The knowledge of Leonardo's position among and familiarity with such men early helped to spread the idea that he had been at the head of a regularly constituted academy of arts and sciences at Milan.
Evidently two different though nearly related designs had been maturing in Leonardo's mind.
Neither Leonardo's genius nor his noble manners could soften the rude and taunting temper of the younger man, whose style as an artist, nevertheless, in subjects both of tenderness and terror, underwent at this time a profound modification from Leonardo's example.
The young Raphael, whose incomparable instinct for rhythmical design had been trained hitherto on subjects of holy quietude and rapt contemplation according to the traditions of Umbrian art, learnt from Leonardo's example to apply the same instinct to themes of violent action and strife.
The king arrived in May 1507, and soon afterwards Leonardo's services were formally and amicably transferred from the signory of Florence to Louis, who gave him the title of painter and engineer in ordinary.
One of them, who followed his father's profession, made himself the champion of the others in disputing Leonardo's claim to his share, first in the paternal inheritance, and then in that which had been left to be divided between the brothers and sisters by an uncle.
But Leonardo's chief practical employments were evidently on the continuation of his great hydraulic and irrigation works in Lombardy.

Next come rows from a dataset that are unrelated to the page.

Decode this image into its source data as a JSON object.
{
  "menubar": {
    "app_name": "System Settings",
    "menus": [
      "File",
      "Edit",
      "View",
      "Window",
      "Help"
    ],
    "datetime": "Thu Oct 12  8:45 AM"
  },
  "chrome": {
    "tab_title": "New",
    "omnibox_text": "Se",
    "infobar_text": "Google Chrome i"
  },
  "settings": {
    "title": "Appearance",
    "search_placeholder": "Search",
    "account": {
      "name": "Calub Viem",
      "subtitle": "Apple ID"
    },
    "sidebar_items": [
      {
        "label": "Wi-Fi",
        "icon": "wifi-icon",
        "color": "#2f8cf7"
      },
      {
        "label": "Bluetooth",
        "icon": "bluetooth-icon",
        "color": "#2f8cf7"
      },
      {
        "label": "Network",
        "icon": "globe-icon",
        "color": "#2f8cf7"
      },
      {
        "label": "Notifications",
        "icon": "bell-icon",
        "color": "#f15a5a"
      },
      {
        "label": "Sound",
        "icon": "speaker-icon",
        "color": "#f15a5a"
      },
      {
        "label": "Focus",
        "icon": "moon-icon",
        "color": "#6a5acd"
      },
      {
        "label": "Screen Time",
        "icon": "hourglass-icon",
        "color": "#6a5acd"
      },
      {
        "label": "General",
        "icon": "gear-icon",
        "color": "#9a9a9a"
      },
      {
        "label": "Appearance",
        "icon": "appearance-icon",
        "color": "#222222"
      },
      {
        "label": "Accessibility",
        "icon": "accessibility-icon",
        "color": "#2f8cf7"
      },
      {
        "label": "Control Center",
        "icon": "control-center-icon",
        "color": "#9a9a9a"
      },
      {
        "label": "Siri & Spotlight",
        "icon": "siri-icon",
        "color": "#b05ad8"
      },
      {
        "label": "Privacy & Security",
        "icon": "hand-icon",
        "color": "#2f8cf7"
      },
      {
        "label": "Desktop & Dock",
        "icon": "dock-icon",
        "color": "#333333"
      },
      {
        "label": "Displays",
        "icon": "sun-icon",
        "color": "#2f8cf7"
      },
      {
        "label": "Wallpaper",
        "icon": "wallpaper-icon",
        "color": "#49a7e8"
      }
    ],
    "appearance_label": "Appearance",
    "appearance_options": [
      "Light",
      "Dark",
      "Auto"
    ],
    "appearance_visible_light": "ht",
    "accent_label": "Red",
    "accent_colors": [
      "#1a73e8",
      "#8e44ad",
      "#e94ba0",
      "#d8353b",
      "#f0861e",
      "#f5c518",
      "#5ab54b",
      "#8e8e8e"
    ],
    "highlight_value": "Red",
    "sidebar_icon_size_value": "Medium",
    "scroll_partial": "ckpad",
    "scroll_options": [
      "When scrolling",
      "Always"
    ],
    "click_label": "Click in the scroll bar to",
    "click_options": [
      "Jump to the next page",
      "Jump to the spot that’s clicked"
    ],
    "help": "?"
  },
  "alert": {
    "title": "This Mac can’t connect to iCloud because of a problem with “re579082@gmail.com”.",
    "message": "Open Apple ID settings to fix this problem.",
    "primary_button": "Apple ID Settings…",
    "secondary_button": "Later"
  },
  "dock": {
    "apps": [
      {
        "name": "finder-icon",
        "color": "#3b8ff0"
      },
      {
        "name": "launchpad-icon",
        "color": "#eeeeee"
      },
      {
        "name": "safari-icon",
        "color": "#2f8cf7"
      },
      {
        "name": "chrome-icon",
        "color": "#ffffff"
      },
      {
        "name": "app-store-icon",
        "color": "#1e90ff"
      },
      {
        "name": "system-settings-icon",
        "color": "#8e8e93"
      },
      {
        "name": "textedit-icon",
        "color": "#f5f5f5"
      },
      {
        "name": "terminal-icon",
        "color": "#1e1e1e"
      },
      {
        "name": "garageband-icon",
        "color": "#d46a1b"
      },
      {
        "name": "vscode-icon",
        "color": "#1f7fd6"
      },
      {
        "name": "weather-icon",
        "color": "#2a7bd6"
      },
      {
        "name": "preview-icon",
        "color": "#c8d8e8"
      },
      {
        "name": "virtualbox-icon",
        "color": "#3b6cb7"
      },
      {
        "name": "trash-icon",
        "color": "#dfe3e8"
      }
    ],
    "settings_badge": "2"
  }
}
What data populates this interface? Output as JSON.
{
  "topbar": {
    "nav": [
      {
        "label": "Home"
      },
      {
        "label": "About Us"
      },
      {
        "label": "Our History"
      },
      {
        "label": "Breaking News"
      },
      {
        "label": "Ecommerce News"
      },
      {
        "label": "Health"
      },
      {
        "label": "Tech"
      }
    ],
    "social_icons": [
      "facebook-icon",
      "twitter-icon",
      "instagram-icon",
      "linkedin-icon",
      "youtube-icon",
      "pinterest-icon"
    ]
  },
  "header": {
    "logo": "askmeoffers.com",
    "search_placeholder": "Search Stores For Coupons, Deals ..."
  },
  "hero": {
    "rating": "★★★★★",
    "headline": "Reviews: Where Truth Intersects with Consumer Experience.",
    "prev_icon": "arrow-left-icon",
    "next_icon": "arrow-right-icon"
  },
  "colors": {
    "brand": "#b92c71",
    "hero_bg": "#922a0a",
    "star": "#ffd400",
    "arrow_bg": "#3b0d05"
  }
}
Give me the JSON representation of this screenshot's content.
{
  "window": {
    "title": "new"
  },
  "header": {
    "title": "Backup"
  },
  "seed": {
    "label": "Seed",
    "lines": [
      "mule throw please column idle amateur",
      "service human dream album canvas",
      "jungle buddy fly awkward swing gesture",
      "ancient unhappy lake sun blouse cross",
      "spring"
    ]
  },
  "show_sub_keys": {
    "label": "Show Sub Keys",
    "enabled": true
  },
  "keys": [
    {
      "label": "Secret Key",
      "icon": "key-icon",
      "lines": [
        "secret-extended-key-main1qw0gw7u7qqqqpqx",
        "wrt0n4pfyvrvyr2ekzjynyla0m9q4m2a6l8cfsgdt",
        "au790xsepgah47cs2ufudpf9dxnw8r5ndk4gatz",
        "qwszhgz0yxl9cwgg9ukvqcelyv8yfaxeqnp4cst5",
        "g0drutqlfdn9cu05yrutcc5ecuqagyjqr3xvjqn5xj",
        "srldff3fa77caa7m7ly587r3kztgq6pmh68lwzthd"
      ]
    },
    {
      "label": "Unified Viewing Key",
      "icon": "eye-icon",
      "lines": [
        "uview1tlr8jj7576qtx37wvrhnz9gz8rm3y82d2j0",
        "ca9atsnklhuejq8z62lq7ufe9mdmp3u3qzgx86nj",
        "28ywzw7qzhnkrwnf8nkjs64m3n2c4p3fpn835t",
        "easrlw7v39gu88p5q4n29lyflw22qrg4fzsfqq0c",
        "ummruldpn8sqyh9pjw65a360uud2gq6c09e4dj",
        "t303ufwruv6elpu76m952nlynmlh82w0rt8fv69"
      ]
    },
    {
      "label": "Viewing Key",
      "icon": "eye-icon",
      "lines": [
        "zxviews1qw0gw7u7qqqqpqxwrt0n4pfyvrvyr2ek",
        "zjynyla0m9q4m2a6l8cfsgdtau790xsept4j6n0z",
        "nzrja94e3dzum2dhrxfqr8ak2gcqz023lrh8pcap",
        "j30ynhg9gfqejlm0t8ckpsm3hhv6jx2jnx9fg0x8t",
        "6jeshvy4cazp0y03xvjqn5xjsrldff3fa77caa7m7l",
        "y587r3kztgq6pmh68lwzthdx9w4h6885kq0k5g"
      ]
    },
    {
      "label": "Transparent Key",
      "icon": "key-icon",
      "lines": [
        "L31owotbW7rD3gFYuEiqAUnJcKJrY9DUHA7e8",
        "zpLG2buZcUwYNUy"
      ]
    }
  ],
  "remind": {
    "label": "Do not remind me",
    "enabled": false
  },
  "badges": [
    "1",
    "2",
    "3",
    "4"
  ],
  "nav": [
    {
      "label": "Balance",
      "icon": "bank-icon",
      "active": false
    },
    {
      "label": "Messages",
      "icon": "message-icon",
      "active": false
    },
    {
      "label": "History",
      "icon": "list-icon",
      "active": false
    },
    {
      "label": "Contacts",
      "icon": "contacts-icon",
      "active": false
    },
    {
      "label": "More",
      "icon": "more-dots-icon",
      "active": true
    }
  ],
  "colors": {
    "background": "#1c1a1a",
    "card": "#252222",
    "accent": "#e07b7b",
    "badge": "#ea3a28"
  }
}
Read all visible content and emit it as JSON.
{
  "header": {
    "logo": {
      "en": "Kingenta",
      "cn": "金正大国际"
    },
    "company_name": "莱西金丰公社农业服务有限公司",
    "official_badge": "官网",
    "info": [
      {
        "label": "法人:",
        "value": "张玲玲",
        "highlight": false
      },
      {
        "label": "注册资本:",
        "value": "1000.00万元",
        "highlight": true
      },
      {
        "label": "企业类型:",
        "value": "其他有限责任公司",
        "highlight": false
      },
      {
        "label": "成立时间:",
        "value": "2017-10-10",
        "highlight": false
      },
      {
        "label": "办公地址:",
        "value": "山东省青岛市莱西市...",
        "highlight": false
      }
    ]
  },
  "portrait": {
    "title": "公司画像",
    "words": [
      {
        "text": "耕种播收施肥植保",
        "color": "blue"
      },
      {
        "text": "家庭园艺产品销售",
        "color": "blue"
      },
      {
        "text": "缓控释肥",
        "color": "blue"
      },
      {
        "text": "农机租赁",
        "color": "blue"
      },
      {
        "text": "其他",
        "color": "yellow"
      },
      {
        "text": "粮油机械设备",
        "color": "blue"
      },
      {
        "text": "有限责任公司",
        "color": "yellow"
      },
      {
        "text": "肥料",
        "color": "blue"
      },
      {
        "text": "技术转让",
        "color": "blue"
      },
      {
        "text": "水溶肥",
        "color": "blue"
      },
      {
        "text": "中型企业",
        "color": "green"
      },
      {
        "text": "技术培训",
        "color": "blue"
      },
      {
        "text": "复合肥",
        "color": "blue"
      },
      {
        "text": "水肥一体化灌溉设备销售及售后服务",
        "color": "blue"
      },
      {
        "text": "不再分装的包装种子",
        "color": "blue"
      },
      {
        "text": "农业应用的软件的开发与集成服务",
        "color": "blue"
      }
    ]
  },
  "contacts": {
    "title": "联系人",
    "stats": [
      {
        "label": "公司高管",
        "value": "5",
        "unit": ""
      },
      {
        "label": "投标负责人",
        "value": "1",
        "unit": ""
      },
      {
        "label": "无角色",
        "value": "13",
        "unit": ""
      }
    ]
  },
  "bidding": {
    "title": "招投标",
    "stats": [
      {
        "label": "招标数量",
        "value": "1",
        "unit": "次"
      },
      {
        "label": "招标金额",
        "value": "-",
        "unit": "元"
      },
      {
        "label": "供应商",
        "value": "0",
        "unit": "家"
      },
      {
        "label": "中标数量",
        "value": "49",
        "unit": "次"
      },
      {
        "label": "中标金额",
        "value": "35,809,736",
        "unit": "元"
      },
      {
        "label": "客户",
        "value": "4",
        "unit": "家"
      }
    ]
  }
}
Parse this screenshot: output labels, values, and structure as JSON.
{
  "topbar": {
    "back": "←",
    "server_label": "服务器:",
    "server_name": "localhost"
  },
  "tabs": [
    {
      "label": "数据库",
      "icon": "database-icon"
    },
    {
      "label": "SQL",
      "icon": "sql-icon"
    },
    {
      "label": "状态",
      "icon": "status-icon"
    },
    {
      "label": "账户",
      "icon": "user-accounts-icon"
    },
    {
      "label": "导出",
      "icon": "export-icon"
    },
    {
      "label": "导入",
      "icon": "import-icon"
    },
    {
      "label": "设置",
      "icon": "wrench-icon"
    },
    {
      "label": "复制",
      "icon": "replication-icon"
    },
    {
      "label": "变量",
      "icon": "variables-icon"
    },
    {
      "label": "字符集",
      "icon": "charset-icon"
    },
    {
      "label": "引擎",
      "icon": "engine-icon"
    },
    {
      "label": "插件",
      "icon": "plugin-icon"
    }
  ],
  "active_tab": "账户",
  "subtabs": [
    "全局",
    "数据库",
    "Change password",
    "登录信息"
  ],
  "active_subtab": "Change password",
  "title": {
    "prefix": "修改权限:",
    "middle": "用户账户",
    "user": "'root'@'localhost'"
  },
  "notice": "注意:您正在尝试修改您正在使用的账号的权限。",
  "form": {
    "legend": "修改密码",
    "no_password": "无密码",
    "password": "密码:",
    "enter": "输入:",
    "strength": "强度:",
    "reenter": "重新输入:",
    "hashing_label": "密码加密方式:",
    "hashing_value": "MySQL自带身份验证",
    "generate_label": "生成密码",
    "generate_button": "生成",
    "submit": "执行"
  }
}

Leonardo's special friend at the papal court was the pope's youngest brother, Giuliano de' Medici, a youth who combined dissipated habits with thoughtful culture and a genuine interest in arts and sciences.
Michelangelo and Raphael, who had both, as we have seen, risen to greatness partly on Leonardo's shoulders, were fresh from the glory of their great achievements in the Sistine Chapel and the Stanze.
The pope, indeed, is said to have been delighted with Leonardo's minor experiments and ingenuities in science, and especially by a kind of zoological toys which he had invented by way of pastime, as well as mechanical tricks played upon living animals.
The remaining two and a half years of Leonardo's life were spent at the Castle of Cloux near Amboise, which was assigned, with a handsome pension, to his use.
But the more the range and character of Leonardo's studies becomes ascertained the more his greatness dwarfs them all.
The MSS., with the single exception of some of those relating to painting, lay unheeded and undivulged until the present generation; and it is only now that the true range of Leonardo's powers is beginning to be fully discerned.
So much for the intellectual side of Leonardo's character and career.
Leonardo's chief implements were pen, silverpoint, and red and black chalk (red chalk especially).
- The only printed book bearing Leonardo's name until the recent issues of transcripts from his MSS.
Must have had before them much more of Leonardo's original text than is now extant.
In recent years a whole body of scholars and editors have been engaged in giving to the world the texts of Leonardo's existing MSS.
1906), a lucid and careful general estimate of great value, especially in reference to Leonardo's relations to modern science; Edward McCurdy, L.